Record extracts START

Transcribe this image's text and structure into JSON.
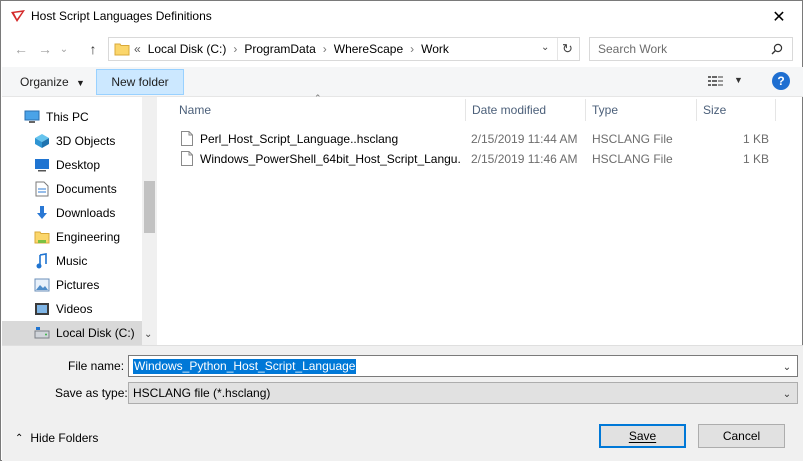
{
  "window": {
    "title": "Host Script Languages Definitions",
    "close_glyph": "✕"
  },
  "nav": {
    "back_glyph": "←",
    "forward_glyph": "→",
    "recent_glyph": "⌄",
    "up_glyph": "↑",
    "path_prefix": "«",
    "path": [
      "Local Disk (C:)",
      "ProgramData",
      "WhereScape",
      "Work"
    ],
    "path_sep": "›",
    "refresh_glyph": "↻",
    "search_placeholder": "Search Work"
  },
  "toolbar": {
    "organize_label": "Organize",
    "new_folder_label": "New folder",
    "help_label": "?"
  },
  "sidebar": {
    "items": [
      {
        "label": "This PC",
        "icon": "pc-icon"
      },
      {
        "label": "3D Objects",
        "icon": "cube-icon"
      },
      {
        "label": "Desktop",
        "icon": "desktop-icon"
      },
      {
        "label": "Documents",
        "icon": "documents-icon"
      },
      {
        "label": "Downloads",
        "icon": "download-icon"
      },
      {
        "label": "Engineering",
        "icon": "folder-icon"
      },
      {
        "label": "Music",
        "icon": "music-icon"
      },
      {
        "label": "Pictures",
        "icon": "pictures-icon"
      },
      {
        "label": "Videos",
        "icon": "videos-icon"
      },
      {
        "label": "Local Disk (C:)",
        "icon": "drive-icon",
        "selected": true
      }
    ]
  },
  "filelist": {
    "columns": {
      "name": "Name",
      "date": "Date modified",
      "type": "Type",
      "size": "Size"
    },
    "rows": [
      {
        "name": "Perl_Host_Script_Language..hsclang",
        "date": "2/15/2019 11:44 AM",
        "type": "HSCLANG File",
        "size": "1 KB"
      },
      {
        "name": "Windows_PowerShell_64bit_Host_Script_Langu...",
        "date": "2/15/2019 11:46 AM",
        "type": "HSCLANG File",
        "size": "1 KB"
      }
    ]
  },
  "bottom": {
    "file_name_label": "File name:",
    "file_name_value": "Windows_Python_Host_Script_Language",
    "save_type_label": "Save as type:",
    "save_type_value": "HSCLANG file (*.hsclang)",
    "hide_folders_label": "Hide Folders",
    "save_label": "Save",
    "cancel_label": "Cancel"
  },
  "colors": {
    "accent": "#0078d7",
    "selection": "#cce8ff",
    "header_text": "#4c607a"
  }
}
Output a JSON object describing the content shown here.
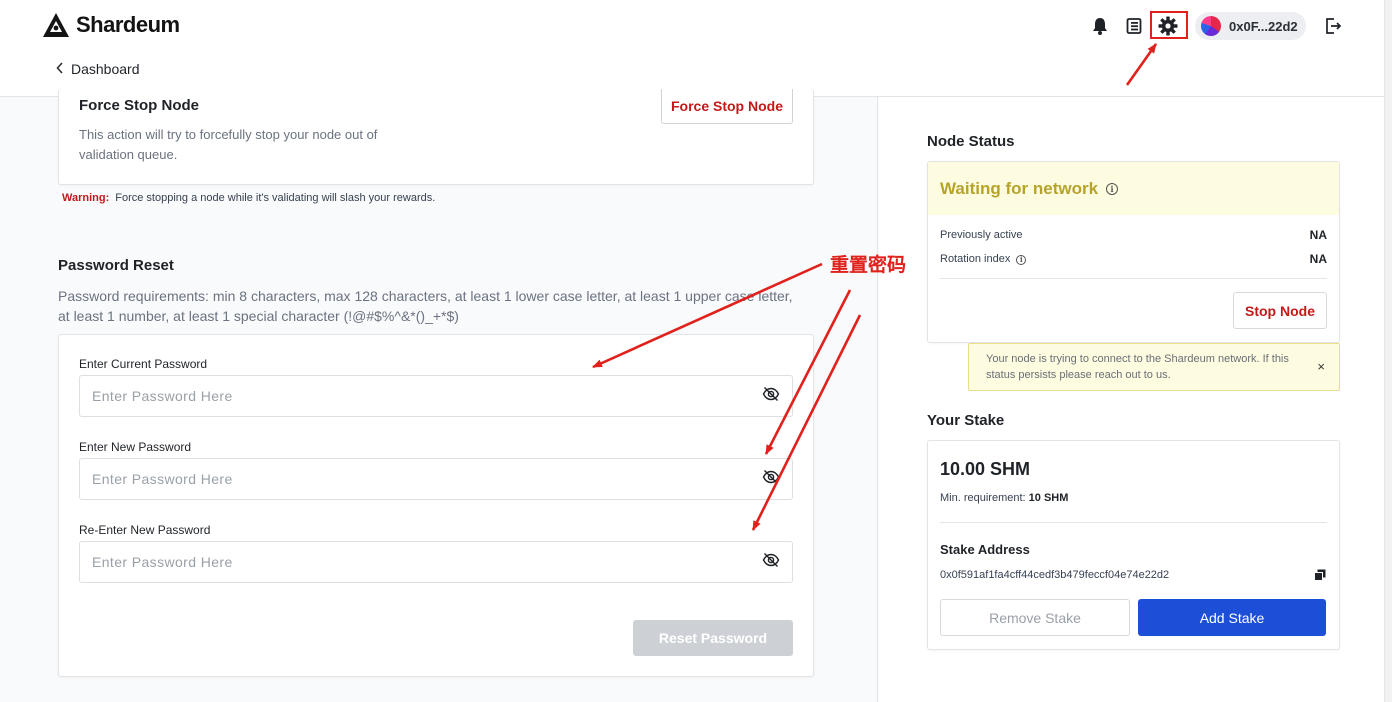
{
  "header": {
    "brand": "Shardeum",
    "back_label": "Dashboard",
    "wallet_address": "0x0F...22d2"
  },
  "force_stop": {
    "title": "Force Stop Node",
    "description": "This action will try to forcefully stop your node out of validation queue.",
    "button_label": "Force Stop Node",
    "warning_label": "Warning:",
    "warning_text": "Force stopping a node while it's validating will slash your rewards."
  },
  "password_reset": {
    "title": "Password Reset",
    "requirements": "Password requirements: min 8 characters, max 128 characters, at least 1 lower case letter, at least 1 upper case letter, at least 1 number, at least 1 special character (!@#$%^&*()_+*$)",
    "fields": [
      {
        "label": "Enter Current Password",
        "placeholder": "Enter Password Here",
        "value": ""
      },
      {
        "label": "Enter New Password",
        "placeholder": "Enter Password Here",
        "value": ""
      },
      {
        "label": "Re-Enter New Password",
        "placeholder": "Enter Password Here",
        "value": ""
      }
    ],
    "submit_label": "Reset Password"
  },
  "node_status": {
    "title": "Node Status",
    "status": "Waiting for network",
    "previously_active_label": "Previously active",
    "previously_active_value": "NA",
    "rotation_index_label": "Rotation index",
    "rotation_index_value": "NA",
    "stop_label": "Stop Node",
    "alert_text": "Your node is trying to connect to the Shardeum network. If this status persists please reach out to us.",
    "alert_close": "×"
  },
  "stake": {
    "title": "Your Stake",
    "amount": "10.00 SHM",
    "min_label": "Min. requirement:",
    "min_value": "10 SHM",
    "address_label": "Stake Address",
    "address": "0x0f591af1fa4cff44cedf3b479feccf04e74e22d2",
    "remove_label": "Remove Stake",
    "add_label": "Add Stake"
  },
  "annotation": {
    "text": "重置密码",
    "color": "#e0211c"
  },
  "icons": [
    "shardeum-logo-icon",
    "bell-icon",
    "book-icon",
    "gear-icon",
    "logout-icon",
    "chevron-left-icon",
    "eye-off-icon",
    "info-icon",
    "copy-icon",
    "close-icon"
  ]
}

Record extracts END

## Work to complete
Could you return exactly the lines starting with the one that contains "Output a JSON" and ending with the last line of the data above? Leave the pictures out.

## Solution to the exercise
Output a JSON object describing the content shown here.
{
  "header": {
    "brand": "Shardeum",
    "back_label": "Dashboard",
    "wallet_address": "0x0F...22d2"
  },
  "force_stop": {
    "title": "Force Stop Node",
    "description": "This action will try to forcefully stop your node out of validation queue.",
    "button_label": "Force Stop Node",
    "warning_label": "Warning:",
    "warning_text": "Force stopping a node while it's validating will slash your rewards."
  },
  "password_reset": {
    "title": "Password Reset",
    "requirements": "Password requirements: min 8 characters, max 128 characters, at least 1 lower case letter, at least 1 upper case letter, at least 1 number, at least 1 special character (!@#$%^&*()_+*$)",
    "fields": [
      {
        "label": "Enter Current Password",
        "placeholder": "Enter Password Here",
        "value": ""
      },
      {
        "label": "Enter New Password",
        "placeholder": "Enter Password Here",
        "value": ""
      },
      {
        "label": "Re-Enter New Password",
        "placeholder": "Enter Password Here",
        "value": ""
      }
    ],
    "submit_label": "Reset Password"
  },
  "node_status": {
    "title": "Node Status",
    "status": "Waiting for network",
    "previously_active_label": "Previously active",
    "previously_active_value": "NA",
    "rotation_index_label": "Rotation index",
    "rotation_index_value": "NA",
    "stop_label": "Stop Node",
    "alert_text": "Your node is trying to connect to the Shardeum network. If this status persists please reach out to us.",
    "alert_close": "×"
  },
  "stake": {
    "title": "Your Stake",
    "amount": "10.00 SHM",
    "min_label": "Min. requirement:",
    "min_value": "10 SHM",
    "address_label": "Stake Address",
    "address": "0x0f591af1fa4cff44cedf3b479feccf04e74e22d2",
    "remove_label": "Remove Stake",
    "add_label": "Add Stake"
  },
  "annotation": {
    "text": "重置密码",
    "color": "#e0211c"
  },
  "icons": [
    "shardeum-logo-icon",
    "bell-icon",
    "book-icon",
    "gear-icon",
    "logout-icon",
    "chevron-left-icon",
    "eye-off-icon",
    "info-icon",
    "copy-icon",
    "close-icon"
  ]
}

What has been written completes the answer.